*** Opening of Source material ***

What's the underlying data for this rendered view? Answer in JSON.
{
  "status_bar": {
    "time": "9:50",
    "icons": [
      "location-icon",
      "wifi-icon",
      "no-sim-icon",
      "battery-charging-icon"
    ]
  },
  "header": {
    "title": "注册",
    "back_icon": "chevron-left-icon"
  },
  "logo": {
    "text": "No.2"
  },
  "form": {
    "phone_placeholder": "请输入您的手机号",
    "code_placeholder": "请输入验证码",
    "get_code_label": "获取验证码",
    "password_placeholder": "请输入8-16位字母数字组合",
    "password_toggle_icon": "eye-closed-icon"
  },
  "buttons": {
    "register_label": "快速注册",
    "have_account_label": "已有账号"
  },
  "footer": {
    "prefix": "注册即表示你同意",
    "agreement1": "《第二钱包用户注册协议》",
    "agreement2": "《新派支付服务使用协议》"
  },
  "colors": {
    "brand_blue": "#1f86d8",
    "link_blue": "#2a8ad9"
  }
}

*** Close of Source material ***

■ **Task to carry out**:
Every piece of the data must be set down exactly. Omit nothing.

■ **Answer to this exercise**:
What's the underlying data for this rendered view? Answer in JSON.
{
  "status_bar": {
    "time": "9:50",
    "icons": [
      "location-icon",
      "wifi-icon",
      "no-sim-icon",
      "battery-charging-icon"
    ]
  },
  "header": {
    "title": "注册",
    "back_icon": "chevron-left-icon"
  },
  "logo": {
    "text": "No.2"
  },
  "form": {
    "phone_placeholder": "请输入您的手机号",
    "code_placeholder": "请输入验证码",
    "get_code_label": "获取验证码",
    "password_placeholder": "请输入8-16位字母数字组合",
    "password_toggle_icon": "eye-closed-icon"
  },
  "buttons": {
    "register_label": "快速注册",
    "have_account_label": "已有账号"
  },
  "footer": {
    "prefix": "注册即表示你同意",
    "agreement1": "《第二钱包用户注册协议》",
    "agreement2": "《新派支付服务使用协议》"
  },
  "colors": {
    "brand_blue": "#1f86d8",
    "link_blue": "#2a8ad9"
  }
}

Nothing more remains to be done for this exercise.